More than four months after his arrest at a Moscow airport for possession of cannabis, a Russian court has set July 1 as the date for the start of the criminal trial of American basketball star Brittney Griner.
The Phoenix Mercury star was also ordered to remain in custody for the duration of his criminal trial. She could spend 10 years in prison if convicted of large-scale drug transport. Less than 1% of defendants in Russian criminal cases are acquitted and, unlike the United States, acquittals can be overturned.
On Monday, a court in the Moscow suburb of Khimki extended Griner’s detention for another six months after he appeared for a preliminary hearing held behind closed doors. Photos obtained by the AP showed her in handcuffs. Griner had previously been ordered to remain in pretrial detention until July 2.
Griner’s detention and trial come at an extraordinarily low point in Moscow-Washington relations. She was arrested at Sheremetyevo airport in Moscow less than a week before Russia sent troops to Ukraine, adding to already high tensions.

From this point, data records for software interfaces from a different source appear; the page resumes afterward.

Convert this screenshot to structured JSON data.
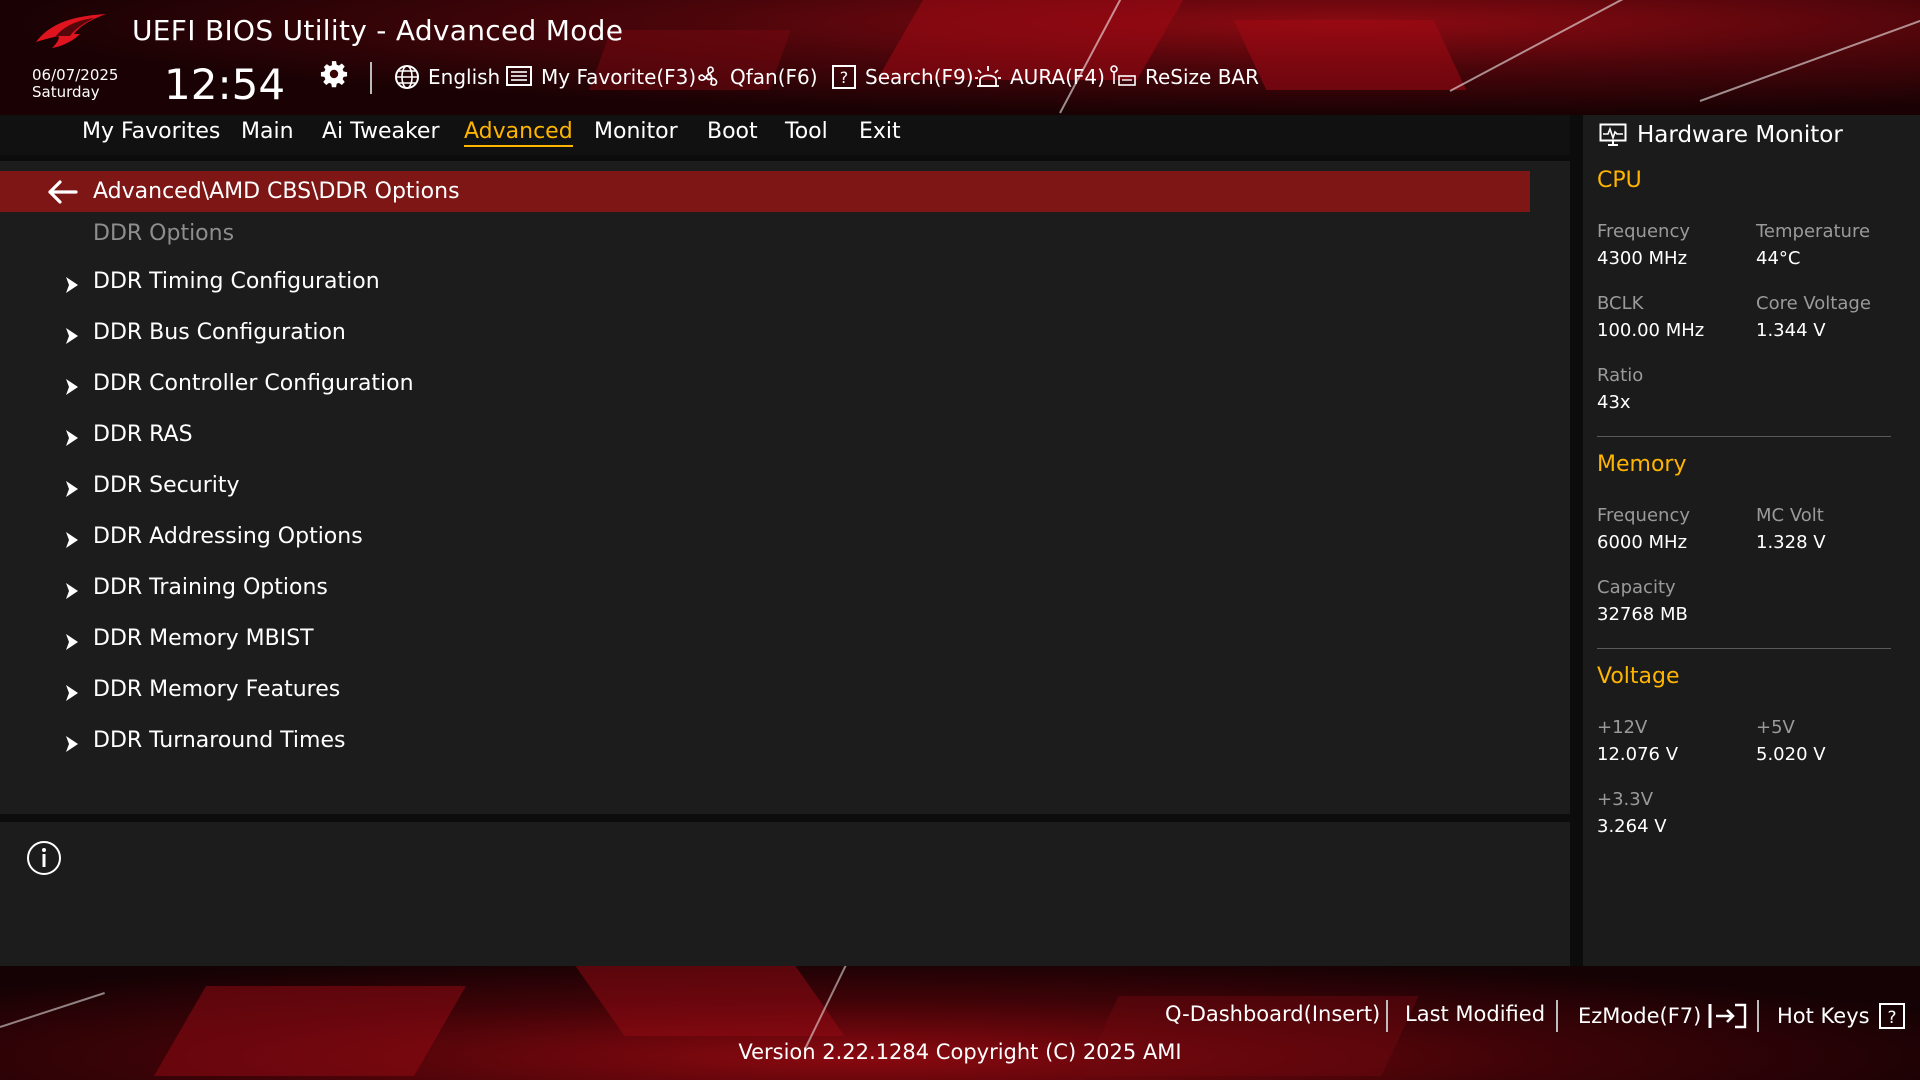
{
  "app": {
    "title": "UEFI BIOS Utility - Advanced Mode"
  },
  "status": {
    "date": "06/07/2025",
    "day": "Saturday",
    "time": "12:54"
  },
  "toolbar": {
    "language": "English",
    "favorite": "My Favorite(F3)",
    "qfan": "Qfan(F6)",
    "search": "Search(F9)",
    "aura": "AURA(F4)",
    "resize_bar": "ReSize BAR"
  },
  "nav": {
    "tabs": [
      {
        "label": "My Favorites",
        "active": false
      },
      {
        "label": "Main",
        "active": false
      },
      {
        "label": "Ai Tweaker",
        "active": false
      },
      {
        "label": "Advanced",
        "active": true
      },
      {
        "label": "Monitor",
        "active": false
      },
      {
        "label": "Boot",
        "active": false
      },
      {
        "label": "Tool",
        "active": false
      },
      {
        "label": "Exit",
        "active": false
      }
    ]
  },
  "main": {
    "breadcrumb": "Advanced\\AMD CBS\\DDR Options",
    "section_label": "DDR Options",
    "items": [
      "DDR Timing Configuration",
      "DDR Bus Configuration",
      "DDR Controller Configuration",
      "DDR RAS",
      "DDR Security",
      "DDR Addressing Options",
      "DDR Training Options",
      "DDR Memory MBIST",
      "DDR Memory Features",
      "DDR Turnaround Times"
    ]
  },
  "hardware_monitor": {
    "title": "Hardware Monitor",
    "cpu": {
      "heading": "CPU",
      "frequency_label": "Frequency",
      "frequency": "4300 MHz",
      "temperature_label": "Temperature",
      "temperature": "44°C",
      "bclk_label": "BCLK",
      "bclk": "100.00 MHz",
      "core_voltage_label": "Core Voltage",
      "core_voltage": "1.344 V",
      "ratio_label": "Ratio",
      "ratio": "43x"
    },
    "memory": {
      "heading": "Memory",
      "frequency_label": "Frequency",
      "frequency": "6000 MHz",
      "mc_volt_label": "MC Volt",
      "mc_volt": "1.328 V",
      "capacity_label": "Capacity",
      "capacity": "32768 MB"
    },
    "voltage": {
      "heading": "Voltage",
      "v12_label": "+12V",
      "v12": "12.076 V",
      "v5_label": "+5V",
      "v5": "5.020 V",
      "v33_label": "+3.3V",
      "v33": "3.264 V"
    }
  },
  "footer": {
    "qdashboard": "Q-Dashboard(Insert)",
    "last_modified": "Last Modified",
    "ezmode": "EzMode(F7)",
    "hotkeys": "Hot Keys",
    "version": "Version 2.22.1284 Copyright (C) 2025 AMI"
  },
  "colors": {
    "accent": "#ffb400",
    "brand_red": "#7e1616",
    "panel": "#1c1c1c",
    "muted": "#8e8e8e"
  },
  "icons": [
    "rog-logo",
    "gear-icon",
    "globe-icon",
    "favorite-list-icon",
    "fan-icon",
    "search-help-icon",
    "aura-icon",
    "resize-bar-icon",
    "monitor-icon",
    "back-arrow-icon",
    "chevron-right-icon",
    "info-icon",
    "ezmode-exit-icon",
    "help-box-icon"
  ]
}
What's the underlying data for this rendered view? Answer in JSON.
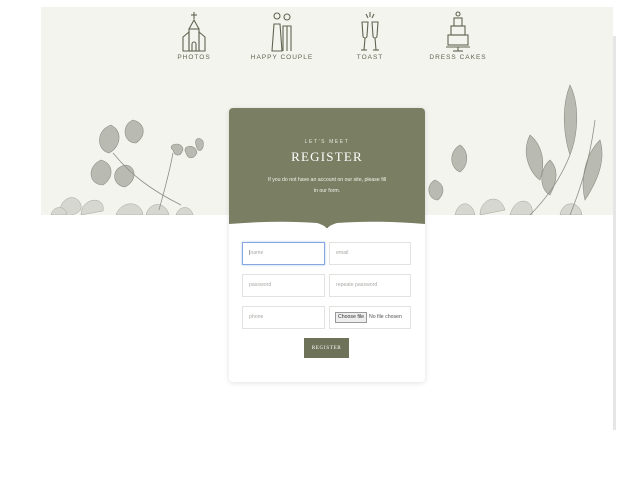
{
  "nav": {
    "items": [
      {
        "label": "PHOTOS",
        "icon": "church-icon"
      },
      {
        "label": "HAPPY COUPLE",
        "icon": "couple-icon"
      },
      {
        "label": "TOAST",
        "icon": "champagne-glasses-icon"
      },
      {
        "label": "DRESS CAKES",
        "icon": "cake-icon"
      }
    ]
  },
  "form": {
    "eyebrow": "LET'S MEET",
    "title": "REGISTER",
    "description": "If you do not have an account on our site, please fill in our form.",
    "fields": {
      "name_placeholder": "name",
      "email_placeholder": "email",
      "password_placeholder": "password",
      "repeat_password_placeholder": "repeate password",
      "phone_placeholder": "phone"
    },
    "file": {
      "button_label": "Choose file",
      "status": "No file chosen"
    },
    "submit_label": "REGISTER"
  },
  "colors": {
    "accent": "#7a7e63",
    "button": "#6d7258",
    "hero_background": "#f4f4ef"
  }
}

Amid the tensions, Griner supporters had kept a low profile in hopes of a quiet resolution, until May, when the State Department reclassified her as wrongfully detained and transferred oversight of his case to his special presidential envoy for hostage affairs, effectively the US government’s chief negotiator.
The move drew additional attention to Griner’s case, with supporters encouraging a prisoner swap similar to the one in April that brought home Navy veteran Trevor Reed in exchange for a Russian pilot convicted of conspiracy. of drug trafficking.
Russian media have repeatedly speculated that she could be traded for Russian arms dealer Viktor Bout, nicknamed ‘the dealer of death’, who is serving a 25-year sentence for conspiring to kill citizens. Americans and aiding a terrorist organization.
Russia has been agitating for years for Bout’s release. But the discrepancy between Griner’s case – she was allegedly found in possession of cannabis-containing vape cartridges – oil and Bout’s global arms deals could make such an exchange unpleasant in the United States.
Others have suggested she could be traded in tandem with Paul Whelan, a former naval and security director serving a 16-year sentence on an espionage conviction the United States has repeatedly described as a set up.
US Secretary of State Antony Blinken was asked on CNN on Sunday whether a joint trade of Griner and Whelan for Bout was being considered. He dodged the question.
“As a general proposition … I have no higher priority than making sure that Americans who are illegally detained in one way or another around the world get home,” he said. declared. But “I can’t comment in detail on what we’re doing except to say it’s a top priority.”
Any swap would apparently require Griner to be convicted and sentenced first, then seek a presidential pardon, Maria Yarmush, a lawyer specializing in international civil cases, told the Kremlin-funded RT TV channel.